**** RECORD EXCERPTS ****

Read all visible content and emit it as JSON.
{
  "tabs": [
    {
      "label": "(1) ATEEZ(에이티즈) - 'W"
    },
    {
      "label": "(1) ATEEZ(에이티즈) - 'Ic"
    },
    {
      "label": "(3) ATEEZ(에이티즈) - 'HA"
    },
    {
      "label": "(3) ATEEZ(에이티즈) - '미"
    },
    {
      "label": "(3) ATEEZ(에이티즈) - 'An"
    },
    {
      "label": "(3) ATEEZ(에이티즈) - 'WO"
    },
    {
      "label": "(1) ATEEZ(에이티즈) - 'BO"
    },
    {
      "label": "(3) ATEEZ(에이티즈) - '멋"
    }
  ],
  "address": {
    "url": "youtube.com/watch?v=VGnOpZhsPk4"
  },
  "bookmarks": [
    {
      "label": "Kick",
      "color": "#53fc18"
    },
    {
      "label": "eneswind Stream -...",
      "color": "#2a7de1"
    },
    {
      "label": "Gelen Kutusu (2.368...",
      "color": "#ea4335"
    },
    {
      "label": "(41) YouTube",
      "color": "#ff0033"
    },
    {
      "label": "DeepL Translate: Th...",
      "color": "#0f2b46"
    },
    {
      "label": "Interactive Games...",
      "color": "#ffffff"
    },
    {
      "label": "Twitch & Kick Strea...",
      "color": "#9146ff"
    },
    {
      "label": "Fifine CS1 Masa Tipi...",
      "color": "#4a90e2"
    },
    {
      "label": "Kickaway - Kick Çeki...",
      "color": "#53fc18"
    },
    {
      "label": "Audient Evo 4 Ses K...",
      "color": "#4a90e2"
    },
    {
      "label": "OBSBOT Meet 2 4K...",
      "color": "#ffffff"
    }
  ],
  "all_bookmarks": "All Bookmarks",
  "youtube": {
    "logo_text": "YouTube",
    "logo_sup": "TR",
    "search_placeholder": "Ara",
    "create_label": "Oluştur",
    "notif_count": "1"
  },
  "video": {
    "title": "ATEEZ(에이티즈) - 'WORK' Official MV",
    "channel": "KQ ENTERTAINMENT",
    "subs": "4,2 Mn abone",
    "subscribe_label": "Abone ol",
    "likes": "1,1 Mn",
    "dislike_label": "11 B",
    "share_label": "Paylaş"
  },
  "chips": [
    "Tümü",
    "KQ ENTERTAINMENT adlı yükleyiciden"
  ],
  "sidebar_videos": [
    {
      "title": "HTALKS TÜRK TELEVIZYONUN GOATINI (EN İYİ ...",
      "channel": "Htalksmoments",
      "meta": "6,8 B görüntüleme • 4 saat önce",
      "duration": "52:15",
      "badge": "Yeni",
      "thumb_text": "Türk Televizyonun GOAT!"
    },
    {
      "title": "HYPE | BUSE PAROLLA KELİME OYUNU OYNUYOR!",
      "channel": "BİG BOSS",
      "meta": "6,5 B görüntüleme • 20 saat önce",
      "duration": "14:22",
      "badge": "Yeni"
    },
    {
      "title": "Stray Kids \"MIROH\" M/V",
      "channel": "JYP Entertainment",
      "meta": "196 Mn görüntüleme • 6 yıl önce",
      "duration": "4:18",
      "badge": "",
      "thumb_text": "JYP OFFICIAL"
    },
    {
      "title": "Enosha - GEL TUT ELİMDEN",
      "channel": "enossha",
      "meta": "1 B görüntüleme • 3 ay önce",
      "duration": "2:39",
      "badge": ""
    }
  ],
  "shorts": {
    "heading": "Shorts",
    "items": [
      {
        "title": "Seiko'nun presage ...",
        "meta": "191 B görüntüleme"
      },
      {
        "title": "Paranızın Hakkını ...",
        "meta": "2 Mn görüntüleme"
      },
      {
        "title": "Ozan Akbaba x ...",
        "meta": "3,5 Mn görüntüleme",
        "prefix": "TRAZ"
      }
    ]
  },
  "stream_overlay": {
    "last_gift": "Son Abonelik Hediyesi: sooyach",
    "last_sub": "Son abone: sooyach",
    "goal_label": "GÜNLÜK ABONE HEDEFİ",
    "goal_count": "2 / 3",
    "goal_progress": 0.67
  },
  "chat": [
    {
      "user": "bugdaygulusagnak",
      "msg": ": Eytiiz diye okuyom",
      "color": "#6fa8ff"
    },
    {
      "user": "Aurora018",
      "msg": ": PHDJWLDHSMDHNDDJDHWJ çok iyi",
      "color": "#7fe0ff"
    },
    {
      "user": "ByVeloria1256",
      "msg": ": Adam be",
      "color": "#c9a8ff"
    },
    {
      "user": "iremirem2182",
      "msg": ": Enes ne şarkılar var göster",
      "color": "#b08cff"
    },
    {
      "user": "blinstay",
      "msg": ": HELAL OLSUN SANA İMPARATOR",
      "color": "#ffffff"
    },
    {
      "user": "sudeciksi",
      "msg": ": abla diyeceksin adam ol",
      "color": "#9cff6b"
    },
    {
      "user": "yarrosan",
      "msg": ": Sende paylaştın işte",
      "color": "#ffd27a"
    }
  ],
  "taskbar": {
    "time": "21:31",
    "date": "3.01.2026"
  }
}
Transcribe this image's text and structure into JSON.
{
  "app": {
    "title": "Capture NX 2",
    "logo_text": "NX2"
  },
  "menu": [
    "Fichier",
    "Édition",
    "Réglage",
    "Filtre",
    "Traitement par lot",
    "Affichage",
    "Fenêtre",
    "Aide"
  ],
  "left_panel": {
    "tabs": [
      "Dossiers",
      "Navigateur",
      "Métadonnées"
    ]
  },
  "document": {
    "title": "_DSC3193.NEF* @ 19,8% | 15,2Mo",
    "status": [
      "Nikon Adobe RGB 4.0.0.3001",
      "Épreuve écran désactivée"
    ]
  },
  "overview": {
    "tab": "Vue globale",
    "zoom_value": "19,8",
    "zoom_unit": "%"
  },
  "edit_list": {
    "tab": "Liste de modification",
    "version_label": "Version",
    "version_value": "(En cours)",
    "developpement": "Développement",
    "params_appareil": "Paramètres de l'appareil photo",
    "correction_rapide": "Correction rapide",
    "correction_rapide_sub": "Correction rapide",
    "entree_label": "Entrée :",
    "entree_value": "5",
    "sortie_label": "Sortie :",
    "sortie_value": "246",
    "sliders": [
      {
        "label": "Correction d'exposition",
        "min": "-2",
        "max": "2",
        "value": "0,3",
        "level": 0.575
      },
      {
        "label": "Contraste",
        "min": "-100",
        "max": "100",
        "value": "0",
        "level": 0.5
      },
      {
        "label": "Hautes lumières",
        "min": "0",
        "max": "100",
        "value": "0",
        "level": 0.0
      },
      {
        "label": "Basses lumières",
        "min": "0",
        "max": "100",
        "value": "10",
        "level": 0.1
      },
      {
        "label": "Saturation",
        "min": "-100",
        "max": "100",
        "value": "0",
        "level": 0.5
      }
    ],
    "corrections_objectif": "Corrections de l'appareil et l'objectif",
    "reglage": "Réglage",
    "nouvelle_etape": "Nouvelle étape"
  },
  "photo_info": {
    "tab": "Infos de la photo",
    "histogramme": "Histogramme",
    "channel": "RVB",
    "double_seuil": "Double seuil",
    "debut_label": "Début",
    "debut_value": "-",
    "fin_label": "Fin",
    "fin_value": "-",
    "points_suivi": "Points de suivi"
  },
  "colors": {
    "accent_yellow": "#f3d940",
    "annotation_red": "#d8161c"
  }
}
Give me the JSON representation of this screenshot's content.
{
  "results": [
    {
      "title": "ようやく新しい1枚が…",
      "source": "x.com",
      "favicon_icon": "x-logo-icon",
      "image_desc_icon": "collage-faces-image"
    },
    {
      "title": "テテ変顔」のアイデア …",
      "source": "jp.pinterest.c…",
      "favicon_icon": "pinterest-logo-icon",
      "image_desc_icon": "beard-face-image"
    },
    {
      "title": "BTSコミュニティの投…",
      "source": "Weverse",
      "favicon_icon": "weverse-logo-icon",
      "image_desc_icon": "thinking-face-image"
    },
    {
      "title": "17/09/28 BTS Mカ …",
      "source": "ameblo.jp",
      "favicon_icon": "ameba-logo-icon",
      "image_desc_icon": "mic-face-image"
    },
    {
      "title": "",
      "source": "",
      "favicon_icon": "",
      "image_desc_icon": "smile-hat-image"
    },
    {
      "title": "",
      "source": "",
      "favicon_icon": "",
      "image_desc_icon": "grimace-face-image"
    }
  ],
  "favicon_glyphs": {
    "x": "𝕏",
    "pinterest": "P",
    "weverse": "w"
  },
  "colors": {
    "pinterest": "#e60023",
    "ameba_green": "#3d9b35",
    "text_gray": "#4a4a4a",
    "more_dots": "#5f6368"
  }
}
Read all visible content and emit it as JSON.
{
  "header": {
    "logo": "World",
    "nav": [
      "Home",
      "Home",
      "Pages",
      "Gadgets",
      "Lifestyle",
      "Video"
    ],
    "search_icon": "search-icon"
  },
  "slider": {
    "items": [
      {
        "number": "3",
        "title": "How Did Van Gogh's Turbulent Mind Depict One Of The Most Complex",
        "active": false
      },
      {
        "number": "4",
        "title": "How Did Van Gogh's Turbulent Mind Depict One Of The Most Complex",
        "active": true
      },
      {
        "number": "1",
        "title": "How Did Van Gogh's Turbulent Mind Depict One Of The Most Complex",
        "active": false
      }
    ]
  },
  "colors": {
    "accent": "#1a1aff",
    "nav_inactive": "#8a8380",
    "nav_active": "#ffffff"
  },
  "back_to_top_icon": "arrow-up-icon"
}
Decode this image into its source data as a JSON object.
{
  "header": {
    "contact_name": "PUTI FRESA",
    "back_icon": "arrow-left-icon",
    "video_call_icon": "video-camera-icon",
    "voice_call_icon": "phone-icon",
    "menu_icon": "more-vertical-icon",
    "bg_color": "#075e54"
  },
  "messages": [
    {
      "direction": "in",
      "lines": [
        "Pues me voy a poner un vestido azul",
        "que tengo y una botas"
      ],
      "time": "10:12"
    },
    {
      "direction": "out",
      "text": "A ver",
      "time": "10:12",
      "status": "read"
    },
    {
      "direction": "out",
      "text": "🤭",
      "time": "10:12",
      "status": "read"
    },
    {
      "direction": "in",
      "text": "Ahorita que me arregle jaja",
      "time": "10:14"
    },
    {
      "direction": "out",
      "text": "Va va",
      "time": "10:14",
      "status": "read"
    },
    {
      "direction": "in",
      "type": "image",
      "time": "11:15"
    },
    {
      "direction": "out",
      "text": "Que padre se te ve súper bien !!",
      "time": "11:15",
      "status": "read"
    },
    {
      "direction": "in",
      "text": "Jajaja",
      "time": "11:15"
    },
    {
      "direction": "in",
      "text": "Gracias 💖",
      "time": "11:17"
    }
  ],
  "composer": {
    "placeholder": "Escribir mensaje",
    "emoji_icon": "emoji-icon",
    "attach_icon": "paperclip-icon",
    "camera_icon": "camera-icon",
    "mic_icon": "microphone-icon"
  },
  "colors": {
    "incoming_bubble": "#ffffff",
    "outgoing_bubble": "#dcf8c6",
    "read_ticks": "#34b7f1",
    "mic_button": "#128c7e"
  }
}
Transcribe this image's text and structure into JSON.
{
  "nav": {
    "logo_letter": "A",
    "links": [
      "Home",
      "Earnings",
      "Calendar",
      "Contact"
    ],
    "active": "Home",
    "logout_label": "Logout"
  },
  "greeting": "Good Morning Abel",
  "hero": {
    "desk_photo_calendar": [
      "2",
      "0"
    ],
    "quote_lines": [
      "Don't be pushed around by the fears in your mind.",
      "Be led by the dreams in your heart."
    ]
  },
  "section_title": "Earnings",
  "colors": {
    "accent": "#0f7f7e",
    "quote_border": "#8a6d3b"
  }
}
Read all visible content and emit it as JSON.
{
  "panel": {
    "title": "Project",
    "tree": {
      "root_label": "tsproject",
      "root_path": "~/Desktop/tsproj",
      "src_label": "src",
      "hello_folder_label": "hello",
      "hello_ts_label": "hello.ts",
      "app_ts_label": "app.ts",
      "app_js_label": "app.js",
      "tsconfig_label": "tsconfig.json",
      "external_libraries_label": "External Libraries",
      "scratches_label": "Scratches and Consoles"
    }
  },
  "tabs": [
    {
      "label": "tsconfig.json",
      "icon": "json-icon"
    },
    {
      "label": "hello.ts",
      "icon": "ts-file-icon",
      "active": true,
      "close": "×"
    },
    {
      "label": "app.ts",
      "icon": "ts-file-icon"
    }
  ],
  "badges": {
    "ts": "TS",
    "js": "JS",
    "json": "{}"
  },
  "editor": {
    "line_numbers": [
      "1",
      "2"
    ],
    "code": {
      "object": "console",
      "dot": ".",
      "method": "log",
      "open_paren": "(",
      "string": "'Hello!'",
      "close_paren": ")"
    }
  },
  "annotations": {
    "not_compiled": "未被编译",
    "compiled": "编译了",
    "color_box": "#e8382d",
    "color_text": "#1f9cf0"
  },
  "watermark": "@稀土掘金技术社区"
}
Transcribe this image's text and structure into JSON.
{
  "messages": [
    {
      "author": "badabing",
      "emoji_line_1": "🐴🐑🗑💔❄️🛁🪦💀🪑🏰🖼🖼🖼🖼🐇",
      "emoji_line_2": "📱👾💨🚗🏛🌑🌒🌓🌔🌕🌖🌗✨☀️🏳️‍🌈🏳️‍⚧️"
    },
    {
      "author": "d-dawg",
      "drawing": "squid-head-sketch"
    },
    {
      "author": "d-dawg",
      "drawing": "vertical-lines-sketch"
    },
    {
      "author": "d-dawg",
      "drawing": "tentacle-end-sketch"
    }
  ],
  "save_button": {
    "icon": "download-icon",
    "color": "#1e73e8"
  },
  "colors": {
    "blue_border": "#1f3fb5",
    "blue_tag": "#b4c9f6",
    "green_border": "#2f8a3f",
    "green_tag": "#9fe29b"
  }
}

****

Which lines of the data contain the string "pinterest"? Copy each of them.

      "source": "jp.pinterest.c…",
      "favicon_icon": "pinterest-logo-icon",
    "pinterest": "P",
    "pinterest": "#e60023",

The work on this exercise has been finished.